Daniel Ricciardo has been accused of 'bailing out' of taking on Max Verstappen when they were team-mates at Red Bull.
Verstappen made a stunning start to his Red Bull career in 2016 after replacing Daniil Kvyat by scoring a victory in the Spanish Grand Prix after then-Mercedes duo Nico Rosberg and Lewis Hamilton infamously collided with one another.
It was Ricciardo, however, who managed to finish ahead of his rising star team-mate by 52 points, and the best of the rest in the standings behind champion Rosberg and title runner-up Hamilton.
It was a similar story the following season in 2017, with Ricciardo 32 points clear of Verstappen despite the latter winning races late on in Malaysia and Mexico.
In 2018, however, despite two early victories in China and Monaco, the momentum shifted towards Verstappen who finished 79 points clear of the Australian.

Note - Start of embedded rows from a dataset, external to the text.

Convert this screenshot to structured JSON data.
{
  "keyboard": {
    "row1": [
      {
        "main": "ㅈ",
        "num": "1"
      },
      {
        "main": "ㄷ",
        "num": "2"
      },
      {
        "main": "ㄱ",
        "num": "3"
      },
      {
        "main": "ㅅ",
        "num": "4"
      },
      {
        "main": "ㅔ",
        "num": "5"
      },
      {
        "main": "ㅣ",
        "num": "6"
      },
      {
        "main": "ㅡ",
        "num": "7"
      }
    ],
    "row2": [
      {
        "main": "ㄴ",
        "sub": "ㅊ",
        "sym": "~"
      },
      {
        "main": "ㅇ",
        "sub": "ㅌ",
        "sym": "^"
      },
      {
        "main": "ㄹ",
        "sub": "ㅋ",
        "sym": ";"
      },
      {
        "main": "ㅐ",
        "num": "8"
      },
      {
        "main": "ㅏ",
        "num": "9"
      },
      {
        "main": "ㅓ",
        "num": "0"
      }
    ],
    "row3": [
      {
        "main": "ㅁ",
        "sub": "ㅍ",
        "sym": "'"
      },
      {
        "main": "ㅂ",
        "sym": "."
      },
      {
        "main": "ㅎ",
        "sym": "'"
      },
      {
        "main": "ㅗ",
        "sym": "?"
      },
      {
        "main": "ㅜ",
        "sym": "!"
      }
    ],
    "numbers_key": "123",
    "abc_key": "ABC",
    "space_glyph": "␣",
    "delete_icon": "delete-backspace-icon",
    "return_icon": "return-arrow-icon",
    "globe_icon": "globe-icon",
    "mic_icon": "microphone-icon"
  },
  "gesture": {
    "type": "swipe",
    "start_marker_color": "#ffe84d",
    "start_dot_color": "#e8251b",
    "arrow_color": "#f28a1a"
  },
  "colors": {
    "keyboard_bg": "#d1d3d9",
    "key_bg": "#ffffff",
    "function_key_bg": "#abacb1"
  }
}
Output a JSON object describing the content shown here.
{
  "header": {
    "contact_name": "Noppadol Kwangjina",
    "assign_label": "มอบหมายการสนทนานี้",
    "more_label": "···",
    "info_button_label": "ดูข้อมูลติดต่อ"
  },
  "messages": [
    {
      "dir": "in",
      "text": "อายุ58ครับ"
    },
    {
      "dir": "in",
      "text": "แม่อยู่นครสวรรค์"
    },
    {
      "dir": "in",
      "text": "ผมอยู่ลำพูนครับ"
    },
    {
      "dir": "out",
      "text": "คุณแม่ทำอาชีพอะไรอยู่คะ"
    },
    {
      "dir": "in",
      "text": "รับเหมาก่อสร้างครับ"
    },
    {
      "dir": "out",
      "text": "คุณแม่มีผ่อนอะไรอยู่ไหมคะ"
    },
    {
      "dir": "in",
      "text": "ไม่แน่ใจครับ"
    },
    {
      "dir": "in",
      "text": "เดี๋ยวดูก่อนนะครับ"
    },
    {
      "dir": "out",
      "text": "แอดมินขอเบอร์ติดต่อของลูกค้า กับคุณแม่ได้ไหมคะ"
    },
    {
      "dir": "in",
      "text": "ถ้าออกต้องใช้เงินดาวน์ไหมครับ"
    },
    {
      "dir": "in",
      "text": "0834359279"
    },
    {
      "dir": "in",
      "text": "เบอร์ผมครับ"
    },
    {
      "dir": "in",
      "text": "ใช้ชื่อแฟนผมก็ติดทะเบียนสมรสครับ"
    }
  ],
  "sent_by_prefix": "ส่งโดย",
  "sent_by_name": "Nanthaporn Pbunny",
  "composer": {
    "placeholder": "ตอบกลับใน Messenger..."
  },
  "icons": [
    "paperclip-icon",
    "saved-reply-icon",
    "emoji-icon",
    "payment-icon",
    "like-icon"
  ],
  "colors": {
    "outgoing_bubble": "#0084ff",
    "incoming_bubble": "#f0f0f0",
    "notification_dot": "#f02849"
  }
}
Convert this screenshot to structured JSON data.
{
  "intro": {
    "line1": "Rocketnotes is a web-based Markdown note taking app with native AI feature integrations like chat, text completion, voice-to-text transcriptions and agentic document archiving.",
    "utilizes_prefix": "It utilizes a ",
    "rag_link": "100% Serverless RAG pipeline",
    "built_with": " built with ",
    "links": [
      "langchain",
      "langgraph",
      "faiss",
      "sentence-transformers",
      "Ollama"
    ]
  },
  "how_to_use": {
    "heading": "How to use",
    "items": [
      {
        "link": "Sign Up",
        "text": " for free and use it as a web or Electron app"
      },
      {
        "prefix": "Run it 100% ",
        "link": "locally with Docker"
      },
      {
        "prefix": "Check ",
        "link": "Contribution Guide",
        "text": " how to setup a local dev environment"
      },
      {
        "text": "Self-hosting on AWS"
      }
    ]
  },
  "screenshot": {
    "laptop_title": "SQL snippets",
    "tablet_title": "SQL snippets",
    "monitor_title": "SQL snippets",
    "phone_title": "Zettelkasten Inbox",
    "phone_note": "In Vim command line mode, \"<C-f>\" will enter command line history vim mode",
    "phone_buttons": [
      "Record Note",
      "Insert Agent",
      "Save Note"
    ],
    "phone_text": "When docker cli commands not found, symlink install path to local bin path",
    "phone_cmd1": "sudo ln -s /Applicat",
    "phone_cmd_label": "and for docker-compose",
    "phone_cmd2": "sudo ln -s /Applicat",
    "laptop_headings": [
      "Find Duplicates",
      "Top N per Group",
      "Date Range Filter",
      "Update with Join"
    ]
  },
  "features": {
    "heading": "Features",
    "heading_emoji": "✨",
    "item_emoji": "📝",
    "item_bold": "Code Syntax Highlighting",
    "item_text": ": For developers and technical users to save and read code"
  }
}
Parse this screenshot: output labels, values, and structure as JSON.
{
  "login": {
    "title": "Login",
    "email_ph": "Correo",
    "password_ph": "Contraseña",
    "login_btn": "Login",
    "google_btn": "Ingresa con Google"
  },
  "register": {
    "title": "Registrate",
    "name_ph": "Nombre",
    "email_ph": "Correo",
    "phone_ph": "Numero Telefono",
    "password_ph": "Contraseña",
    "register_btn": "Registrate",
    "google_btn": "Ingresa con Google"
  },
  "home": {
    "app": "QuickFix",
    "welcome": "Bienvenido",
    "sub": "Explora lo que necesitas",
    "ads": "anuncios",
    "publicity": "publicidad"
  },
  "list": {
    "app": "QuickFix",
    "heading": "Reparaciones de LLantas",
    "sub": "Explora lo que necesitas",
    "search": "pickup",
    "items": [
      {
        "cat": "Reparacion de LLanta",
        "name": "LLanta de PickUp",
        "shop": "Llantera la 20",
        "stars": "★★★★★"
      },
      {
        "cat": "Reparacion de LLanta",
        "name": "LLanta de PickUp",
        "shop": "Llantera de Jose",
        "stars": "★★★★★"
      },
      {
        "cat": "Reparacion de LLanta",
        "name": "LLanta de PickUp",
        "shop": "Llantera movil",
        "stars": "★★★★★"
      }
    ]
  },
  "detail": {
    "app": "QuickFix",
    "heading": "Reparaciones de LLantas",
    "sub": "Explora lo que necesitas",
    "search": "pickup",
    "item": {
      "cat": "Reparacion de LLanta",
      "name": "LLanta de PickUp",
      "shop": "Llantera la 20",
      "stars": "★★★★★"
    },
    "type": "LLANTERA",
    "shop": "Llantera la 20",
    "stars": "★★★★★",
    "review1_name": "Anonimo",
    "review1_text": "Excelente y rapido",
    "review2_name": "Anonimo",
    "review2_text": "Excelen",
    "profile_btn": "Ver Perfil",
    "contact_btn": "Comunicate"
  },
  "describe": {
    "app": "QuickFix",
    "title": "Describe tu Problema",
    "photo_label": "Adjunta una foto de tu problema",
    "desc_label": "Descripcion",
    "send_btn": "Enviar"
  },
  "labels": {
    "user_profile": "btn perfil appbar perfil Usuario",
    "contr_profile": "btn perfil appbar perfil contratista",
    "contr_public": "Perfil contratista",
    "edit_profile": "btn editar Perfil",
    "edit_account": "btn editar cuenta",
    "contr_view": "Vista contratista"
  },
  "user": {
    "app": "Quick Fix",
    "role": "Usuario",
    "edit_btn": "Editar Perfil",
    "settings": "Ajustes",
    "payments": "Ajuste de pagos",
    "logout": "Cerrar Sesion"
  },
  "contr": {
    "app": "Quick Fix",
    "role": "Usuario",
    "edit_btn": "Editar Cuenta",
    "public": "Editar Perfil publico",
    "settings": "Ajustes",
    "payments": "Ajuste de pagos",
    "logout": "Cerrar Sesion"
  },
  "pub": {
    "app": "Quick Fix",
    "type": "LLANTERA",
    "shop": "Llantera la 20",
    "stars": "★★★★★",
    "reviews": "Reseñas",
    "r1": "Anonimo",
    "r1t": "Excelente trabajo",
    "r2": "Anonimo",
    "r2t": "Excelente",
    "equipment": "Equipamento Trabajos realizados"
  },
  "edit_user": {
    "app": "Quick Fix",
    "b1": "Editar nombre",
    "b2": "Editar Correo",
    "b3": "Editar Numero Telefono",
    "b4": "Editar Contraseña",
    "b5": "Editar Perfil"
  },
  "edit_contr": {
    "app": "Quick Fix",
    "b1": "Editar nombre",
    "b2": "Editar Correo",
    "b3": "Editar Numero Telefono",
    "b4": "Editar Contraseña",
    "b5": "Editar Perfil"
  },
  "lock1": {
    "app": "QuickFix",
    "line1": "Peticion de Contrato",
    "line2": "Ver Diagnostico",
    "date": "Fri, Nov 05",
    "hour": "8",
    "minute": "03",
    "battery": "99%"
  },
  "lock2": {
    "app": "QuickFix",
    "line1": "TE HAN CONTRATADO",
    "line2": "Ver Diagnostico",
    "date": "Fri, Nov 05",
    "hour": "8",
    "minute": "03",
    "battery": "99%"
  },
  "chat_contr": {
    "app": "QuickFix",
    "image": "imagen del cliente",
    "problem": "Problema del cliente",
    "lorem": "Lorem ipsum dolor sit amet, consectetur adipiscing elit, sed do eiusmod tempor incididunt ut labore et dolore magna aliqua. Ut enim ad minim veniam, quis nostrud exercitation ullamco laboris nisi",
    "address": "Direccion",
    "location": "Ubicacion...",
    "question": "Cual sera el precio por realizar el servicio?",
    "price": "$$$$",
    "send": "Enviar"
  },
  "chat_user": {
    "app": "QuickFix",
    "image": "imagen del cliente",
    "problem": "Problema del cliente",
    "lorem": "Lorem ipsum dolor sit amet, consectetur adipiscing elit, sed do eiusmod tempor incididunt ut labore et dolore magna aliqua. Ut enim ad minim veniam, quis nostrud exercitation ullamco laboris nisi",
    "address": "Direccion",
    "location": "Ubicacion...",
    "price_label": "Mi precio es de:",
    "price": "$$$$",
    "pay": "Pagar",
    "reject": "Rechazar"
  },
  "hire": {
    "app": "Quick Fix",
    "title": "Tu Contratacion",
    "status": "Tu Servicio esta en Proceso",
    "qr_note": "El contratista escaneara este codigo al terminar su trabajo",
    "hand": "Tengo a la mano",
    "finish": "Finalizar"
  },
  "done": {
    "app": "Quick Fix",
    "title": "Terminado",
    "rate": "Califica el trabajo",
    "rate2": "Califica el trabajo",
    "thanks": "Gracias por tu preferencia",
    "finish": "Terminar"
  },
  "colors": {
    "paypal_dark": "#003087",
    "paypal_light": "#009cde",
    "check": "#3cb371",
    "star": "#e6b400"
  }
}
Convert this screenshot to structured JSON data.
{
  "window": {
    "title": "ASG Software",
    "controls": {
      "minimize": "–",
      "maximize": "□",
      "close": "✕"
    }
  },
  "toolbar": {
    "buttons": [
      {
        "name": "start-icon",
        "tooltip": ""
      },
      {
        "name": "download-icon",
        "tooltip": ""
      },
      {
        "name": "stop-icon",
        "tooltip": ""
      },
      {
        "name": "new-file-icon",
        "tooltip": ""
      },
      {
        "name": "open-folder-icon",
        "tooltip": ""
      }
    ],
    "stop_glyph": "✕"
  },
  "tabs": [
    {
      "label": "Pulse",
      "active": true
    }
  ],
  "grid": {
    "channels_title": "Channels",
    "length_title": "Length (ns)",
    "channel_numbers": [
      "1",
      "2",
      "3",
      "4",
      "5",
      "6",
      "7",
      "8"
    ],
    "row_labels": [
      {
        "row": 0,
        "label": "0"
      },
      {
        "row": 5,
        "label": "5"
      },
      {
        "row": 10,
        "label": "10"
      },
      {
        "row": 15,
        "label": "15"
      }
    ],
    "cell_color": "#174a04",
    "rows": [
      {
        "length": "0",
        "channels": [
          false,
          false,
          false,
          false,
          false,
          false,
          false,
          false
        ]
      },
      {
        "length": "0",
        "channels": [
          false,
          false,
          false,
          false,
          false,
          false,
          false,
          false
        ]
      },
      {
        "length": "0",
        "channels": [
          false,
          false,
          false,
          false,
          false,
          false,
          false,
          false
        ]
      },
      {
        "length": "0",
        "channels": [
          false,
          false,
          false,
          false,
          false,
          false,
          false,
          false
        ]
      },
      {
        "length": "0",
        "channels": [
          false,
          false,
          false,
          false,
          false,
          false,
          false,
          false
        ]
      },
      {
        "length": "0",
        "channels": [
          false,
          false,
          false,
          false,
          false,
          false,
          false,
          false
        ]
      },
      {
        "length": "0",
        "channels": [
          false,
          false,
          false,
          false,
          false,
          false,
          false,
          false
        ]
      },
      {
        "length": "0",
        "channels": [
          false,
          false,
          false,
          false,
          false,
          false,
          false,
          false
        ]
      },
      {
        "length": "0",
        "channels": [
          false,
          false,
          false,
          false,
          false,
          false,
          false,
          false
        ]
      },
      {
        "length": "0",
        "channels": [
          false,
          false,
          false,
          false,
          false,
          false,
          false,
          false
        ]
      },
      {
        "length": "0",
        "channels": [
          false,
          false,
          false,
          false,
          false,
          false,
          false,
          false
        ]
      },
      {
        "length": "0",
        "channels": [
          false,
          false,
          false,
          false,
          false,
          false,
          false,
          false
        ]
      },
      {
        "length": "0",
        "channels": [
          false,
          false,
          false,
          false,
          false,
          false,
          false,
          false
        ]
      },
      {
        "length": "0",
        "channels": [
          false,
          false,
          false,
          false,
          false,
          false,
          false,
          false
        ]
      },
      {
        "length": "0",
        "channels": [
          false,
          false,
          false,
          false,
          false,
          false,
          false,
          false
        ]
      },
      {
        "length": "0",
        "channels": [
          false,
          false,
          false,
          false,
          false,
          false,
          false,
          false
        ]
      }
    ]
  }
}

Just past the halfway point of that year, however, Ricciardo had already made up his mind to leave, signing a two-year contract with Renault.
Red Bull advisor Dr Helmut Marko feels Ricciardo was wrong to walk away, with his moves to Renault and then McLaren working in his favour.
Extolling Ricciardo's virtues, Marko told the Red Bulletin: "A cheerful, natural talent with outstanding car control. Daniel gets into the car and is fast straight from the off.
"In his first year at Red Bull Racing, he beat Vettel by three wins to nil."
But then highlighting where it started to go wrong, Marko added: "Max coming on the scene was a crunch point in his career.
"Rather than taking up the fight, he wanted to keep his distance. And you know what happened next. That’s too bad."
Despite declaring the jovial Ricciardo as "always nice to work with" and proclaiming his speed to be "comparable to that of Max" with a final blow, he concluded: "He’s just lacking that ultimate consistency.”
Earlier this year, in an interview with the Herald Sun, Ricciardo said his motivation to leave was due to "a lot of things that gave me a little bit of discomfort or lack of stability".
Key amongst them was the departure of long-time race engineer Simon Rennie.